The district had already released a lengthy timeline and summary of events in response to the controversy and investigation, but also with the expectation that a lawsuit from Moorehead was in the making.
Should the case go to trial, it will largely swing on the district’s social media post on Jan. 7, which said, “On January 7, 2021, the Allentown School District (ASD) was made aware of a staff member who was involved in the electoral college protest that took place at the United States Capitol Building on January 6, 2021.”
Although the district’s posting did not name Moorehead, he and his attorney say a clear inference was given, and that “the community and nation were poisoned against him and believed that he had attacked the Capitol Building on January 6, 2021.”
“[T]he reinstatement was a sham, a tactic meant to try to force [Moorehead] to resign. The district was clearly hoping to force Moorehead to resign so they could claim he voluntarily left,” Moorehead and his attorneys say in the complaint.
Beyond the claims that Moorehead’s Constitutional rights were violated, Moorehead and his attorney also argue that the district violated provisions of state law on employment of teachers, as well as the union contract for ASD.
In the district’s summary document, it alleged repeatedly that Moorehead had not shown that an unsafe work environment had been created.
Moorehead and his attorney clearly tried to answer those charges, claiming that he received numerous voicemails that threatened him, such as calling him a “white supremacist,” and an email saying, “The PA Resistance has stated that moorehead [sic] will be sentenced to execution and found guilty soon.”
Other opposition to Moorehead was and still is easy to find on social media, such as this tweet that brands him as a fascist.
Moorehead’s case has occasionally drawn national attention, such as his televised interview shortly after he was fired with CNN weekend host and Philadelphia native Michael Smerconish.
On his national radio show on SiriusXM, Smerconish made a case for Moorehead.
“You seem like a very straight shooter.

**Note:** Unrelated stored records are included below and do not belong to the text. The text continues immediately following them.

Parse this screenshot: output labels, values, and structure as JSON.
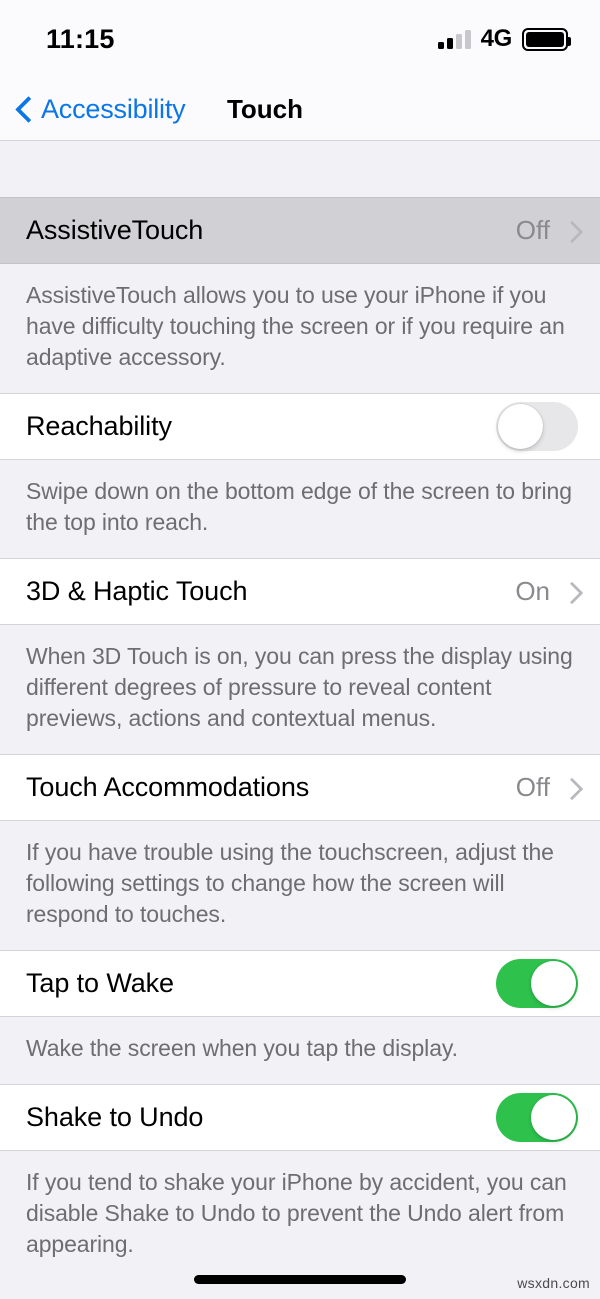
{
  "status_bar": {
    "time": "11:15",
    "carrier": "4G",
    "signal_bars_filled": 2,
    "signal_bars_total": 4,
    "battery_level_percent": 100
  },
  "nav": {
    "back_label": "Accessibility",
    "title": "Touch",
    "back_icon": "chevron-left-icon",
    "accent_color": "#0a76e8"
  },
  "sections": [
    {
      "row": {
        "label": "AssistiveTouch",
        "value": "Off",
        "type": "disclosure",
        "highlighted": true
      },
      "footer": "AssistiveTouch allows you to use your iPhone if you have difficulty touching the screen or if you require an adaptive accessory."
    },
    {
      "row": {
        "label": "Reachability",
        "value": "",
        "type": "toggle",
        "toggle_on": false,
        "highlighted": false
      },
      "footer": "Swipe down on the bottom edge of the screen to bring the top into reach."
    },
    {
      "row": {
        "label": "3D & Haptic Touch",
        "value": "On",
        "type": "disclosure",
        "highlighted": false
      },
      "footer": "When 3D Touch is on, you can press the display using different degrees of pressure to reveal content previews, actions and contextual menus."
    },
    {
      "row": {
        "label": "Touch Accommodations",
        "value": "Off",
        "type": "disclosure",
        "highlighted": false
      },
      "footer": "If you have trouble using the touchscreen, adjust the following settings to change how the screen will respond to touches."
    },
    {
      "row": {
        "label": "Tap to Wake",
        "value": "",
        "type": "toggle",
        "toggle_on": true,
        "highlighted": false
      },
      "footer": "Wake the screen when you tap the display."
    },
    {
      "row": {
        "label": "Shake to Undo",
        "value": "",
        "type": "toggle",
        "toggle_on": true,
        "highlighted": false
      },
      "footer": "If you tend to shake your iPhone by accident, you can disable Shake to Undo to prevent the Undo alert from appearing."
    }
  ],
  "colors": {
    "toggle_on": "#2ec24d",
    "toggle_off": "#e7e7e9",
    "group_background": "#f2f1f6",
    "row_background": "#ffffff",
    "row_highlight": "#d1d0d4",
    "secondary_text": "#8a8a8e"
  },
  "watermark": "wsxdn.com",
  "home_indicator": true
}
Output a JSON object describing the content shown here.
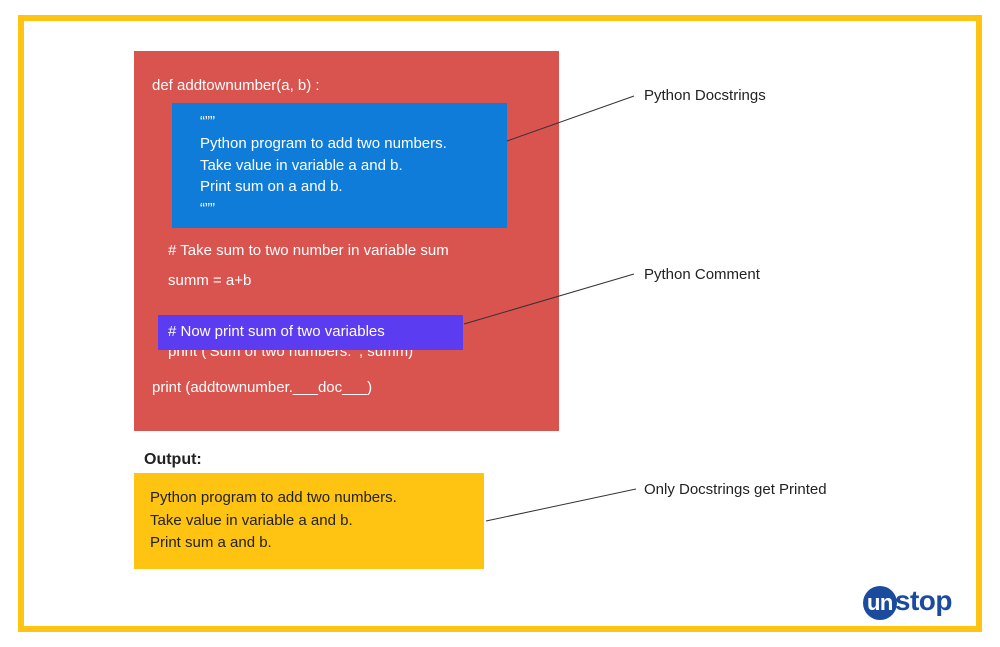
{
  "code": {
    "def_line": "def addtownumber(a, b) :",
    "docstring_open": "“””",
    "docstring_l1": "Python program to add two numbers.",
    "docstring_l2": "Take value in variable a and b.",
    "docstring_l3": "Print sum on a and b.",
    "docstring_close": "“””",
    "comment1": "# Take sum to two number in variable sum",
    "summ_line": "summ = a+b",
    "comment2": "# Now print sum of two variables",
    "print1": "print (‘Sum of two numbers: ’, summ)",
    "print2": "print (addtownumber.___doc___)"
  },
  "output": {
    "label": "Output:",
    "l1": "Python program to add two numbers.",
    "l2": "Take value in variable a and b.",
    "l3": "Print sum a and b."
  },
  "annotations": {
    "docstrings": "Python Docstrings",
    "comment": "Python Comment",
    "output_note": "Only Docstrings get Printed"
  },
  "logo": {
    "prefix": "un",
    "suffix": "stop"
  }
}
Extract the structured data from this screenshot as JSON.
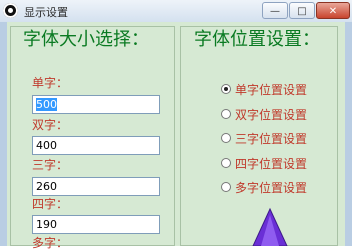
{
  "window": {
    "title": "显示设置",
    "buttons": {
      "minimize": "—",
      "maximize": "□",
      "close": "✕"
    }
  },
  "size_group": {
    "title": "字体大小选择：",
    "fields": [
      {
        "label": "单字：",
        "value": "500",
        "selected": true
      },
      {
        "label": "双字：",
        "value": "400",
        "selected": false
      },
      {
        "label": "三字：",
        "value": "260",
        "selected": false
      },
      {
        "label": "四字：",
        "value": "190",
        "selected": false
      },
      {
        "label": "多字：",
        "value": "",
        "selected": false
      }
    ]
  },
  "position_group": {
    "title": "字体位置设置：",
    "options": [
      {
        "label": "单字位置设置",
        "checked": true
      },
      {
        "label": "双字位置设置",
        "checked": false
      },
      {
        "label": "三字位置设置",
        "checked": false
      },
      {
        "label": "四字位置设置",
        "checked": false
      },
      {
        "label": "多字位置设置",
        "checked": false
      }
    ]
  },
  "icons": {
    "app": "soccer-ball-icon",
    "arrow": "purple-up-arrow-icon"
  },
  "colors": {
    "title_green": "#0a7a22",
    "label_red": "#c0392b",
    "panel_bg": "#d6e9d3",
    "arrow_purple": "#6a2fd6"
  }
}
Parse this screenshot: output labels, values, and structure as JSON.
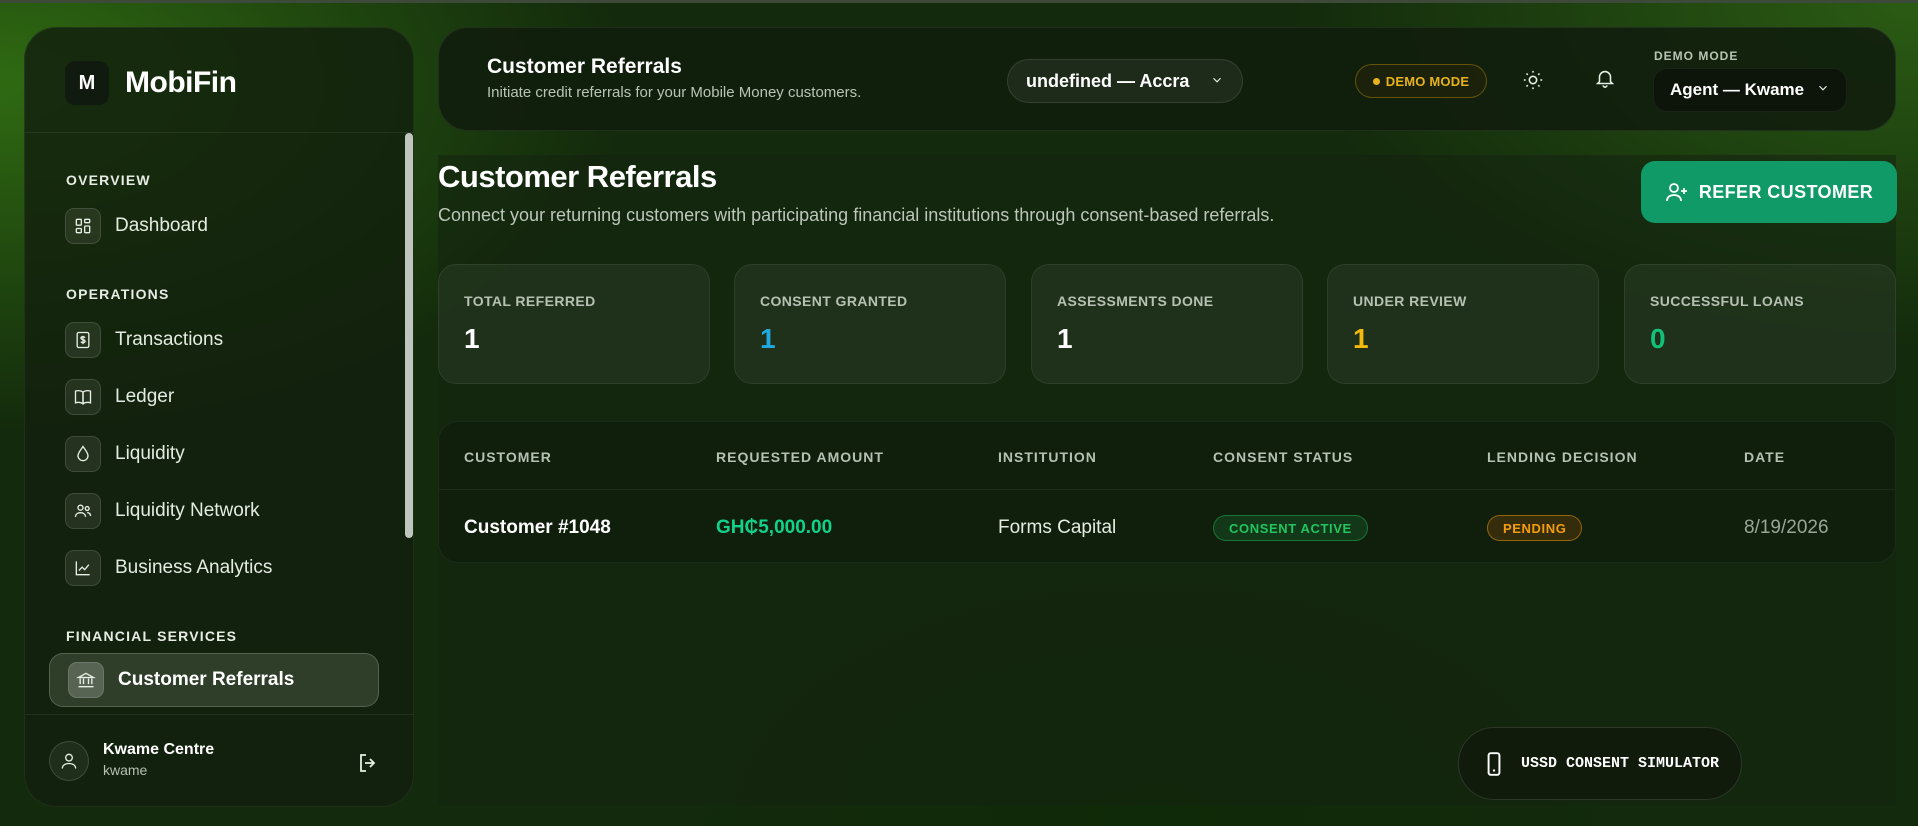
{
  "brand": {
    "logo_letter": "M",
    "name": "MobiFin"
  },
  "sidebar": {
    "sections": [
      {
        "label": "OVERVIEW"
      },
      {
        "label": "OPERATIONS"
      },
      {
        "label": "FINANCIAL SERVICES"
      }
    ],
    "items": [
      {
        "label": "Dashboard",
        "icon": "dashboard-icon"
      },
      {
        "label": "Transactions",
        "icon": "receipt-icon"
      },
      {
        "label": "Ledger",
        "icon": "book-icon"
      },
      {
        "label": "Liquidity",
        "icon": "droplet-icon"
      },
      {
        "label": "Liquidity Network",
        "icon": "users-icon"
      },
      {
        "label": "Business Analytics",
        "icon": "chart-icon"
      },
      {
        "label": "Customer Referrals",
        "icon": "bank-icon",
        "active": true
      }
    ],
    "user": {
      "name": "Kwame Centre",
      "handle": "kwame"
    }
  },
  "header": {
    "title": "Customer Referrals",
    "subtitle": "Initiate credit referrals for your Mobile Money customers.",
    "branch_select": "undefined — Accra",
    "demo_badge": "DEMO MODE",
    "mode_label": "DEMO MODE",
    "mode_select": "Agent — Kwame"
  },
  "main": {
    "title": "Customer Referrals",
    "subtitle": "Connect your returning customers with participating financial institutions through consent-based referrals.",
    "refer_button": "REFER CUSTOMER",
    "stats": [
      {
        "label": "TOTAL REFERRED",
        "value": "1",
        "color": "#ffffff"
      },
      {
        "label": "CONSENT GRANTED",
        "value": "1",
        "color": "#22a8e0"
      },
      {
        "label": "ASSESSMENTS DONE",
        "value": "1",
        "color": "#ffffff"
      },
      {
        "label": "UNDER REVIEW",
        "value": "1",
        "color": "#f5b90b"
      },
      {
        "label": "SUCCESSFUL LOANS",
        "value": "0",
        "color": "#12c07a"
      }
    ],
    "table": {
      "headers": [
        "CUSTOMER",
        "REQUESTED AMOUNT",
        "INSTITUTION",
        "CONSENT STATUS",
        "LENDING DECISION",
        "DATE"
      ],
      "rows": [
        {
          "customer": "Customer #1048",
          "amount": "GH₵5,000.00",
          "institution": "Forms Capital",
          "consent_status": "CONSENT ACTIVE",
          "lending_decision": "PENDING",
          "date": "8/19/2026"
        }
      ]
    }
  },
  "ussd_button": "USSD CONSENT SIMULATOR",
  "colors": {
    "accent": "#0f9a68",
    "amount": "#12d18a",
    "warning": "#e6b31c"
  }
}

If it is the way you’ve presented it, I absolutely agree with you,” Smerconish began.
“I would not want a social studies teacher, of all things, teaching my kids if they had breached the Capitol and were caught up in the violence,” Smerconish continued. “I believe they would, they should lose their job. They’d be fundamentally unfit, trying to topple democracy in that role. But if we’re talking about somebody who was literally a mile away and exercising a First Amendment right to listen to political speech, there’s no way you can say, ‘This person is deserving of being fired.’ And if you were besmirched by their conduct, I see it the way that you see it. [You] cannot have that in the United States.”
UPDATE: A tweet from CROH Lehigh Valley was added to this story after the initial publication.
Todd Shepherd is Broad + Liberty’s chief investigative reporter. Send him tips at firstname.lastname@example.org, or use his encrypted email at email@example.com. @shepherdreports